▸ Information given
:::
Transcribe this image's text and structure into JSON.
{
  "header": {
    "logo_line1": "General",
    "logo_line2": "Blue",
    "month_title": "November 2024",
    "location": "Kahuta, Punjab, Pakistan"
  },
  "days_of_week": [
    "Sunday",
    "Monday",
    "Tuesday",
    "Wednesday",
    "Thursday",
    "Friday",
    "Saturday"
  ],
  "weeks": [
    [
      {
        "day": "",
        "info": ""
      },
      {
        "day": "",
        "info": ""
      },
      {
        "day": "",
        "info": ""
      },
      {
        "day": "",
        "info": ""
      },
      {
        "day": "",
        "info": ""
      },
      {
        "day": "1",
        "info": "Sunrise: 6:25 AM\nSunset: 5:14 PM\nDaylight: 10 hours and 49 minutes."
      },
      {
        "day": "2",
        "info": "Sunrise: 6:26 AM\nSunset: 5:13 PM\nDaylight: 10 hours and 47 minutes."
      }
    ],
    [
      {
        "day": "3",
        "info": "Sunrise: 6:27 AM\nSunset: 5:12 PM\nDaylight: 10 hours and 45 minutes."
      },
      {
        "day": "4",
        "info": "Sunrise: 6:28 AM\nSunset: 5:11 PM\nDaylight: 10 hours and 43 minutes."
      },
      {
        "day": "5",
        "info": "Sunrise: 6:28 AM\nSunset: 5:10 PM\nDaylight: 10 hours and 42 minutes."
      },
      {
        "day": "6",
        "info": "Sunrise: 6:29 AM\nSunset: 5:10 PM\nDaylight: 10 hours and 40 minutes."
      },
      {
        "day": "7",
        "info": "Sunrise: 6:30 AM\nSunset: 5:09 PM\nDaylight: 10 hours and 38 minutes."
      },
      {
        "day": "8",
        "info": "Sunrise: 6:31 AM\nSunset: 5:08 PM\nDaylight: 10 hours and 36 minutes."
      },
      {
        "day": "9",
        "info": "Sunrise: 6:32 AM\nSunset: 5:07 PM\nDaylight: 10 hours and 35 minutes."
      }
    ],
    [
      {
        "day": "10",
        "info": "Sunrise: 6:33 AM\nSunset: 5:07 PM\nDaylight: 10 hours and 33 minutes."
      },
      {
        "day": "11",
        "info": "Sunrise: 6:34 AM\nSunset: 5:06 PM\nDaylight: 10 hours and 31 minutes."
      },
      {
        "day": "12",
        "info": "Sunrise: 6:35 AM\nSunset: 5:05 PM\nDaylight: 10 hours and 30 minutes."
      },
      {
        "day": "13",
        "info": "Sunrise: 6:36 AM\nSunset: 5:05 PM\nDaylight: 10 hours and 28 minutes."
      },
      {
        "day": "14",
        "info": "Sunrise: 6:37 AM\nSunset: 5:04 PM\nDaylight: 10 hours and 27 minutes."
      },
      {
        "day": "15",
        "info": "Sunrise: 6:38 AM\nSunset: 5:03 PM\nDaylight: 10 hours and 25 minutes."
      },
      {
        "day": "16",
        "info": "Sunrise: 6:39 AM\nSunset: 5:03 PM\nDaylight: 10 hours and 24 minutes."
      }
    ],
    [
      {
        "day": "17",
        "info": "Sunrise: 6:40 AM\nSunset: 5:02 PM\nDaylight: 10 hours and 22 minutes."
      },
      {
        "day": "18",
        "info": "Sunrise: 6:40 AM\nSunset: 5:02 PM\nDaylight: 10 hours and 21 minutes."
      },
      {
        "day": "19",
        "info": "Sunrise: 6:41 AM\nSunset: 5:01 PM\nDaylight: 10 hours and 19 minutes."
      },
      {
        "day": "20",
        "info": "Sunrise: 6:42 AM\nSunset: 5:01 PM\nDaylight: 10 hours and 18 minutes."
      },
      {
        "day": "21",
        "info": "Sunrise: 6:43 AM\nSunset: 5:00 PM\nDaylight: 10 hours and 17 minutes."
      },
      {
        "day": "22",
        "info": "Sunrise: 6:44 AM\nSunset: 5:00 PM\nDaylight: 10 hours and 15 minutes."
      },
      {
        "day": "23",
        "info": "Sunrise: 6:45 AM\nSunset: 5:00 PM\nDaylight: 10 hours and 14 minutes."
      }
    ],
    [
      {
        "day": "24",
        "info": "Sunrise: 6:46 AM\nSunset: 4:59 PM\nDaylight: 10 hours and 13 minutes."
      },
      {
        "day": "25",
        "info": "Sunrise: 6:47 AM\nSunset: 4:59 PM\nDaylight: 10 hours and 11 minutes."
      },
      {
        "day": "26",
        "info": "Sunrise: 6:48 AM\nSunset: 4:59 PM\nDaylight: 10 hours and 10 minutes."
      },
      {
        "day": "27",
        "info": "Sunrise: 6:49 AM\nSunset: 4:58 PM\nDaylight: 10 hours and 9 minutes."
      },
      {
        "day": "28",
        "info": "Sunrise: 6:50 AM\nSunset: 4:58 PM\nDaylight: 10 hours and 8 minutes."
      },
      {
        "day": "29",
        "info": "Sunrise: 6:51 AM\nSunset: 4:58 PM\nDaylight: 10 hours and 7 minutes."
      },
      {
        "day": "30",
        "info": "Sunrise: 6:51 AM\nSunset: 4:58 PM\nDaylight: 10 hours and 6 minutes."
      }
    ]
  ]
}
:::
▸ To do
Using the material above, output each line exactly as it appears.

▸ Solution
Transcribe this image's text and structure into JSON.
{
  "header": {
    "logo_line1": "General",
    "logo_line2": "Blue",
    "month_title": "November 2024",
    "location": "Kahuta, Punjab, Pakistan"
  },
  "days_of_week": [
    "Sunday",
    "Monday",
    "Tuesday",
    "Wednesday",
    "Thursday",
    "Friday",
    "Saturday"
  ],
  "weeks": [
    [
      {
        "day": "",
        "info": ""
      },
      {
        "day": "",
        "info": ""
      },
      {
        "day": "",
        "info": ""
      },
      {
        "day": "",
        "info": ""
      },
      {
        "day": "",
        "info": ""
      },
      {
        "day": "1",
        "info": "Sunrise: 6:25 AM\nSunset: 5:14 PM\nDaylight: 10 hours and 49 minutes."
      },
      {
        "day": "2",
        "info": "Sunrise: 6:26 AM\nSunset: 5:13 PM\nDaylight: 10 hours and 47 minutes."
      }
    ],
    [
      {
        "day": "3",
        "info": "Sunrise: 6:27 AM\nSunset: 5:12 PM\nDaylight: 10 hours and 45 minutes."
      },
      {
        "day": "4",
        "info": "Sunrise: 6:28 AM\nSunset: 5:11 PM\nDaylight: 10 hours and 43 minutes."
      },
      {
        "day": "5",
        "info": "Sunrise: 6:28 AM\nSunset: 5:10 PM\nDaylight: 10 hours and 42 minutes."
      },
      {
        "day": "6",
        "info": "Sunrise: 6:29 AM\nSunset: 5:10 PM\nDaylight: 10 hours and 40 minutes."
      },
      {
        "day": "7",
        "info": "Sunrise: 6:30 AM\nSunset: 5:09 PM\nDaylight: 10 hours and 38 minutes."
      },
      {
        "day": "8",
        "info": "Sunrise: 6:31 AM\nSunset: 5:08 PM\nDaylight: 10 hours and 36 minutes."
      },
      {
        "day": "9",
        "info": "Sunrise: 6:32 AM\nSunset: 5:07 PM\nDaylight: 10 hours and 35 minutes."
      }
    ],
    [
      {
        "day": "10",
        "info": "Sunrise: 6:33 AM\nSunset: 5:07 PM\nDaylight: 10 hours and 33 minutes."
      },
      {
        "day": "11",
        "info": "Sunrise: 6:34 AM\nSunset: 5:06 PM\nDaylight: 10 hours and 31 minutes."
      },
      {
        "day": "12",
        "info": "Sunrise: 6:35 AM\nSunset: 5:05 PM\nDaylight: 10 hours and 30 minutes."
      },
      {
        "day": "13",
        "info": "Sunrise: 6:36 AM\nSunset: 5:05 PM\nDaylight: 10 hours and 28 minutes."
      },
      {
        "day": "14",
        "info": "Sunrise: 6:37 AM\nSunset: 5:04 PM\nDaylight: 10 hours and 27 minutes."
      },
      {
        "day": "15",
        "info": "Sunrise: 6:38 AM\nSunset: 5:03 PM\nDaylight: 10 hours and 25 minutes."
      },
      {
        "day": "16",
        "info": "Sunrise: 6:39 AM\nSunset: 5:03 PM\nDaylight: 10 hours and 24 minutes."
      }
    ],
    [
      {
        "day": "17",
        "info": "Sunrise: 6:40 AM\nSunset: 5:02 PM\nDaylight: 10 hours and 22 minutes."
      },
      {
        "day": "18",
        "info": "Sunrise: 6:40 AM\nSunset: 5:02 PM\nDaylight: 10 hours and 21 minutes."
      },
      {
        "day": "19",
        "info": "Sunrise: 6:41 AM\nSunset: 5:01 PM\nDaylight: 10 hours and 19 minutes."
      },
      {
        "day": "20",
        "info": "Sunrise: 6:42 AM\nSunset: 5:01 PM\nDaylight: 10 hours and 18 minutes."
      },
      {
        "day": "21",
        "info": "Sunrise: 6:43 AM\nSunset: 5:00 PM\nDaylight: 10 hours and 17 minutes."
      },
      {
        "day": "22",
        "info": "Sunrise: 6:44 AM\nSunset: 5:00 PM\nDaylight: 10 hours and 15 minutes."
      },
      {
        "day": "23",
        "info": "Sunrise: 6:45 AM\nSunset: 5:00 PM\nDaylight: 10 hours and 14 minutes."
      }
    ],
    [
      {
        "day": "24",
        "info": "Sunrise: 6:46 AM\nSunset: 4:59 PM\nDaylight: 10 hours and 13 minutes."
      },
      {
        "day": "25",
        "info": "Sunrise: 6:47 AM\nSunset: 4:59 PM\nDaylight: 10 hours and 11 minutes."
      },
      {
        "day": "26",
        "info": "Sunrise: 6:48 AM\nSunset: 4:59 PM\nDaylight: 10 hours and 10 minutes."
      },
      {
        "day": "27",
        "info": "Sunrise: 6:49 AM\nSunset: 4:58 PM\nDaylight: 10 hours and 9 minutes."
      },
      {
        "day": "28",
        "info": "Sunrise: 6:50 AM\nSunset: 4:58 PM\nDaylight: 10 hours and 8 minutes."
      },
      {
        "day": "29",
        "info": "Sunrise: 6:51 AM\nSunset: 4:58 PM\nDaylight: 10 hours and 7 minutes."
      },
      {
        "day": "30",
        "info": "Sunrise: 6:51 AM\nSunset: 4:58 PM\nDaylight: 10 hours and 6 minutes."
      }
    ]
  ]
}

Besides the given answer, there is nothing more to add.